the reconfigurable processor can transform itself from a video chip to a central processing
unit (CPU) to a graphics chip, for example, all optimized to allow applications to run at the
highest possible speed.

These chips are like providing a "chip on demand." In practical terms, this ability can
translate to immense flexibility in terms of device functions. For example, a single device
could serve as both a camera and a tape recorder (among numerous other possibilities): you
would simply download the desired software and the processor would reconfigure itself to
optimize performance for that function. According to a recent Red Herring magazine
article, that type of device versatility may be available by 2003. Reconfigurable processor
chip usually contains several parallel processing computational units known as functional
blocks. These functional blocks are connected in all the possible way. While reconfiguring
the chip, the connections inside the functional blocks and the connections in between the
functional blocks are changing.

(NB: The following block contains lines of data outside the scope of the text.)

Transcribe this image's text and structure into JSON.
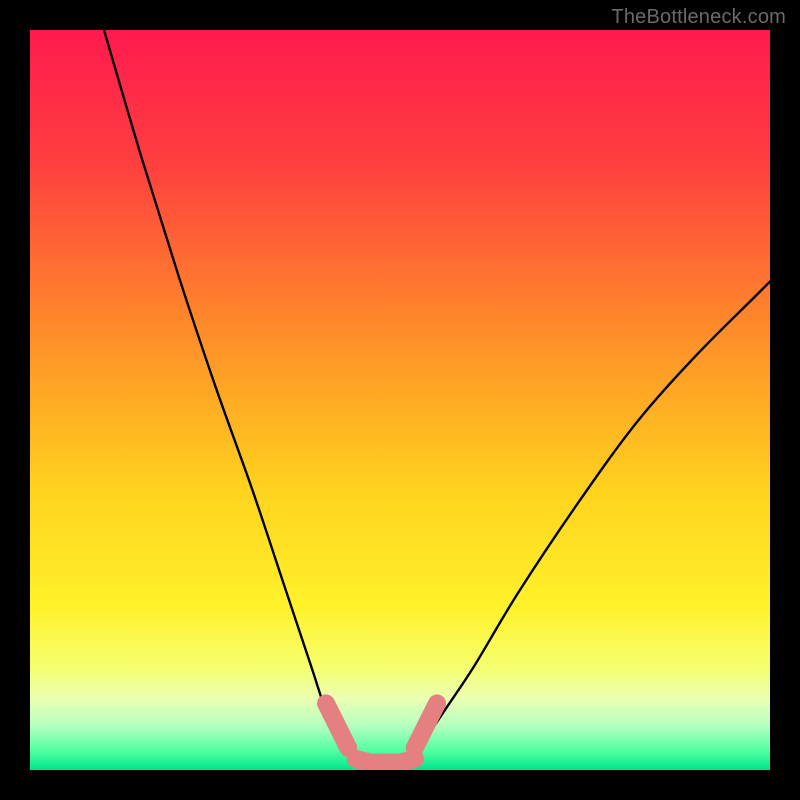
{
  "watermark": "TheBottleneck.com",
  "colors": {
    "frame": "#000000",
    "curve": "#000000",
    "marker": "#e48080",
    "watermark": "#6a6a6a"
  },
  "chart_data": {
    "type": "line",
    "title": "",
    "xlabel": "",
    "ylabel": "",
    "xlim": [
      0,
      100
    ],
    "ylim": [
      0,
      100
    ],
    "grid": false,
    "legend": false,
    "gradient_stops": [
      {
        "offset": 0,
        "color": "#ff1a4e"
      },
      {
        "offset": 0.18,
        "color": "#ff3f3f"
      },
      {
        "offset": 0.4,
        "color": "#ff8a2a"
      },
      {
        "offset": 0.62,
        "color": "#ffd21e"
      },
      {
        "offset": 0.78,
        "color": "#fff22a"
      },
      {
        "offset": 0.86,
        "color": "#f6ff6e"
      },
      {
        "offset": 0.905,
        "color": "#eaffb4"
      },
      {
        "offset": 0.94,
        "color": "#b6ffc0"
      },
      {
        "offset": 0.975,
        "color": "#4effa0"
      },
      {
        "offset": 1.0,
        "color": "#00e58c"
      }
    ],
    "series": [
      {
        "name": "left-curve",
        "x": [
          10,
          15,
          20,
          25,
          30,
          34,
          38,
          40,
          42,
          44
        ],
        "y": [
          100,
          83,
          67,
          52,
          38,
          26,
          14,
          8,
          4,
          2
        ]
      },
      {
        "name": "valley-floor",
        "x": [
          44,
          46,
          48,
          50,
          52
        ],
        "y": [
          2,
          1,
          1,
          1,
          2
        ]
      },
      {
        "name": "right-curve",
        "x": [
          52,
          56,
          60,
          66,
          74,
          82,
          90,
          98,
          100
        ],
        "y": [
          2,
          8,
          14,
          24,
          36,
          47,
          56,
          64,
          66
        ]
      }
    ],
    "markers": [
      {
        "name": "left-marker-cluster",
        "x": [
          40,
          41,
          42,
          43
        ],
        "y": [
          9,
          7,
          5,
          3
        ]
      },
      {
        "name": "right-marker-cluster",
        "x": [
          52,
          53,
          54,
          55
        ],
        "y": [
          3,
          5,
          7,
          9
        ]
      },
      {
        "name": "floor-marker-cluster",
        "x": [
          44,
          46,
          48,
          50,
          52
        ],
        "y": [
          1.5,
          1,
          1,
          1,
          1.5
        ]
      }
    ]
  }
}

That means when a particular software is loaded the present hardware design is erased and
a new hardware design is generated by making a particular number of connections active
while making others idle. This will define the optimum hardware configuration for that
particular software. The key to the design is the small size of each processing element. The
smallest segments of the chip can be defined with just 50 bits of software code, so the
entire chip can be reprogrammed with just 50,000 bits of software description. It takes just
20 microseconds to reconfigure the entire processing array.

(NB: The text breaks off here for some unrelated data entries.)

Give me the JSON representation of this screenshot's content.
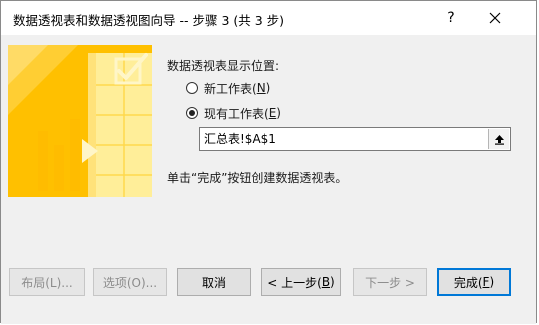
{
  "window": {
    "title": "数据透视表和数据透视图向导 -- 步骤 3 (共 3 步)",
    "help": "?",
    "close_icon": "close-icon"
  },
  "illustration": {
    "icon": "pivot-wizard-illustration",
    "colors": {
      "background": "#FFC000",
      "light": "#FFE066",
      "pale": "#FFF1A8"
    }
  },
  "location": {
    "heading": "数据透视表显示位置:",
    "new_sheet": {
      "label": "新工作表(",
      "hotkey": "N",
      "suffix": ")",
      "checked": false
    },
    "existing_sheet": {
      "label": "现有工作表(",
      "hotkey": "E",
      "suffix": ")",
      "checked": true
    },
    "reference_value": "汇总表!$A$1",
    "collapse_icon": "collapse-dialog-icon"
  },
  "hint": "单击“完成”按钮创建数据透视表。",
  "buttons": {
    "layout": "布局(L)...",
    "options": "选项(O)...",
    "cancel": "取消",
    "back_label": "< 上一步(",
    "back_hotkey": "B",
    "back_suffix": ")",
    "next": "下一步 >",
    "finish_label": "完成(",
    "finish_hotkey": "F",
    "finish_suffix": ")"
  },
  "colors": {
    "accent": "#0078D7"
  }
}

Reconfigurable processors are currently available from Chameleon Systems, Billions of


Operations (BOPS), and PACT (Parallel Array Computing Technology). Among those only
Chameleon is providing a design environment, which allows customers to convert their
algorithms to hardware configuration by themselves

TECHNOLOGIES USED IN CHIP

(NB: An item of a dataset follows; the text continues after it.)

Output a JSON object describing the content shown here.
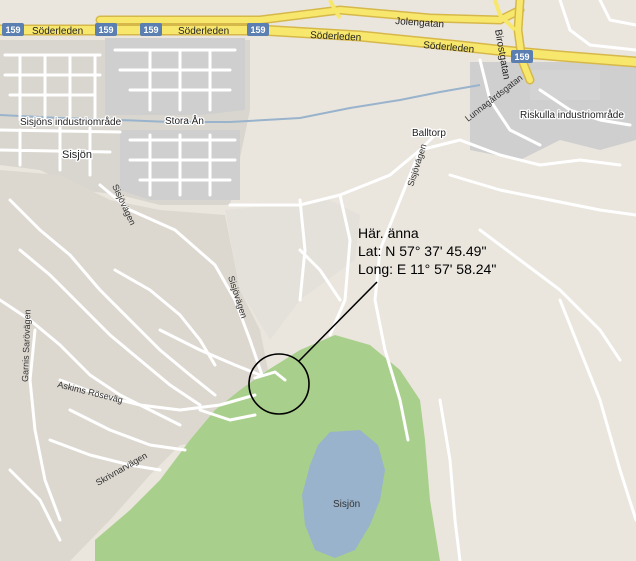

1. eCONFIGURABLE TECHNOLOGY

eConfigurable Technology is used for instantaneous reconfiguration. This technology


reconfigures fabric in one clock cycle and increases voice/data/video channels per chip. As
mentioned earlier, each Slice can be configured independently.

Loading the Background Plane from external memory requires just 3 µsec per Slice; this
operation does not interfere with active processing on the Fabric.
Swapping the Background Plane into the Active Plane requires just one clock cycle. with
eConfigurable Technology; the four algorithms are loaded into the entire reconfigurable
processing Fabric one at a time.

2. C~SIDE Development Tools

Without the necessary software tools, no one but the inventors has been able to port
software to the processors. As a result customers had to give their algorithms to
developers.

With this software, Chameleon Systems are providing the ability for the customers to do
the programming themselves thus keeping the secrecy of their algorithms.

The Chameleon Systems Integrated Development Environment (C~SIDE) is a complete


toolkit for designing, debugging and verifying RCP designs. C~Side uses a combined C
language and Verilog (Verilog HDL is a hardware description language used to design and
document electronic systems) flow to map algorithms into the chip's reconfigurable
processing fabric (RPF).

C~SIDE includes an optimized GNU C compiler for the ARC Processor and an optimized
Verilog To Bits (V2B) synthesizer for the Reconfigurable Processing Fabric., an interactive
floor planner, an instruction-set simulator and a unified debug environment for the ARC
core and the RPF.

3. eBIOS™

eBIOS provides a interface between the Embedded Processor System and the Fabric. eBIOS
provides resource allocation, configuration management and DMA services. The eBIOS calls
are automatically generated at compile time, but can be edited for precise control of any
function.